(Entries from a dataset of interfaces)

↓

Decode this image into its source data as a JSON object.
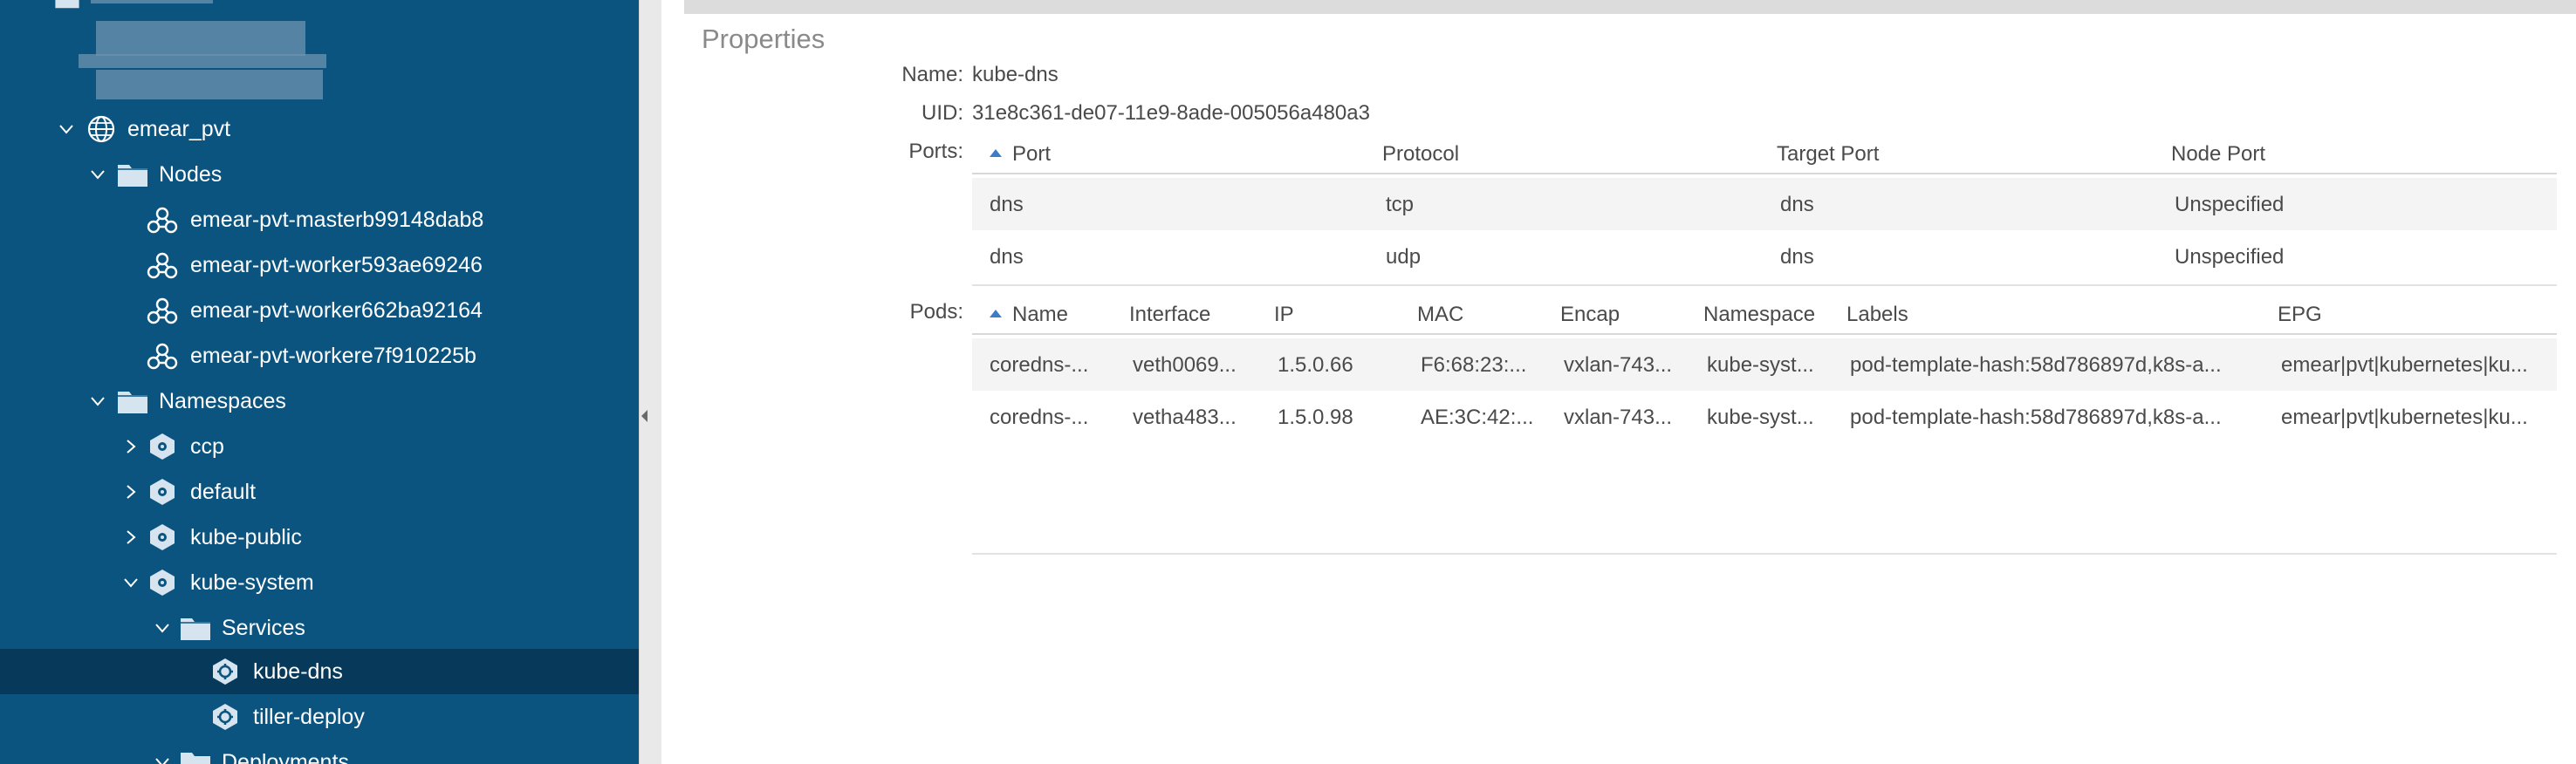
{
  "sidebar": {
    "tree": {
      "cluster": "emear_pvt",
      "nodes_folder": "Nodes",
      "nodes": [
        "emear-pvt-masterb99148dab8",
        "emear-pvt-worker593ae69246",
        "emear-pvt-worker662ba92164",
        "emear-pvt-workere7f910225b"
      ],
      "namespaces_folder": "Namespaces",
      "namespaces": [
        "ccp",
        "default",
        "kube-public",
        "kube-system"
      ],
      "services_folder": "Services",
      "services": [
        "kube-dns",
        "tiller-deploy"
      ],
      "deployments_folder": "Deployments"
    }
  },
  "properties": {
    "title": "Properties",
    "name_label": "Name:",
    "name_value": "kube-dns",
    "uid_label": "UID:",
    "uid_value": "31e8c361-de07-11e9-8ade-005056a480a3",
    "ports_label": "Ports:",
    "pods_label": "Pods:"
  },
  "ports_table": {
    "columns": [
      "Port",
      "Protocol",
      "Target Port",
      "Node Port"
    ],
    "rows": [
      [
        "dns",
        "tcp",
        "dns",
        "Unspecified"
      ],
      [
        "dns",
        "udp",
        "dns",
        "Unspecified"
      ]
    ]
  },
  "pods_table": {
    "columns": [
      "Name",
      "Interface",
      "IP",
      "MAC",
      "Encap",
      "Namespace",
      "Labels",
      "EPG"
    ],
    "rows": [
      [
        "coredns-...",
        "veth0069...",
        "1.5.0.66",
        "F6:68:23:...",
        "vxlan-743...",
        "kube-syst...",
        "pod-template-hash:58d786897d,k8s-a...",
        "emear|pvt|kubernetes|ku..."
      ],
      [
        "coredns-...",
        "vetha483...",
        "1.5.0.98",
        "AE:3C:42:...",
        "vxlan-743...",
        "kube-syst...",
        "pod-template-hash:58d786897d,k8s-a...",
        "emear|pvt|kubernetes|ku..."
      ]
    ]
  },
  "colors": {
    "sidebar_bg": "#0b5480",
    "sidebar_selected": "#073a5a",
    "sort_accent": "#3d7cc9"
  }
}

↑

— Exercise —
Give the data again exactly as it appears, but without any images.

— Reply to the task —
Decode this image into its source data as a JSON object.
{
  "sidebar": {
    "tree": {
      "cluster": "emear_pvt",
      "nodes_folder": "Nodes",
      "nodes": [
        "emear-pvt-masterb99148dab8",
        "emear-pvt-worker593ae69246",
        "emear-pvt-worker662ba92164",
        "emear-pvt-workere7f910225b"
      ],
      "namespaces_folder": "Namespaces",
      "namespaces": [
        "ccp",
        "default",
        "kube-public",
        "kube-system"
      ],
      "services_folder": "Services",
      "services": [
        "kube-dns",
        "tiller-deploy"
      ],
      "deployments_folder": "Deployments"
    }
  },
  "properties": {
    "title": "Properties",
    "name_label": "Name:",
    "name_value": "kube-dns",
    "uid_label": "UID:",
    "uid_value": "31e8c361-de07-11e9-8ade-005056a480a3",
    "ports_label": "Ports:",
    "pods_label": "Pods:"
  },
  "ports_table": {
    "columns": [
      "Port",
      "Protocol",
      "Target Port",
      "Node Port"
    ],
    "rows": [
      [
        "dns",
        "tcp",
        "dns",
        "Unspecified"
      ],
      [
        "dns",
        "udp",
        "dns",
        "Unspecified"
      ]
    ]
  },
  "pods_table": {
    "columns": [
      "Name",
      "Interface",
      "IP",
      "MAC",
      "Encap",
      "Namespace",
      "Labels",
      "EPG"
    ],
    "rows": [
      [
        "coredns-...",
        "veth0069...",
        "1.5.0.66",
        "F6:68:23:...",
        "vxlan-743...",
        "kube-syst...",
        "pod-template-hash:58d786897d,k8s-a...",
        "emear|pvt|kubernetes|ku..."
      ],
      [
        "coredns-...",
        "vetha483...",
        "1.5.0.98",
        "AE:3C:42:...",
        "vxlan-743...",
        "kube-syst...",
        "pod-template-hash:58d786897d,k8s-a...",
        "emear|pvt|kubernetes|ku..."
      ]
    ]
  },
  "colors": {
    "sidebar_bg": "#0b5480",
    "sidebar_selected": "#073a5a",
    "sort_accent": "#3d7cc9"
  }
}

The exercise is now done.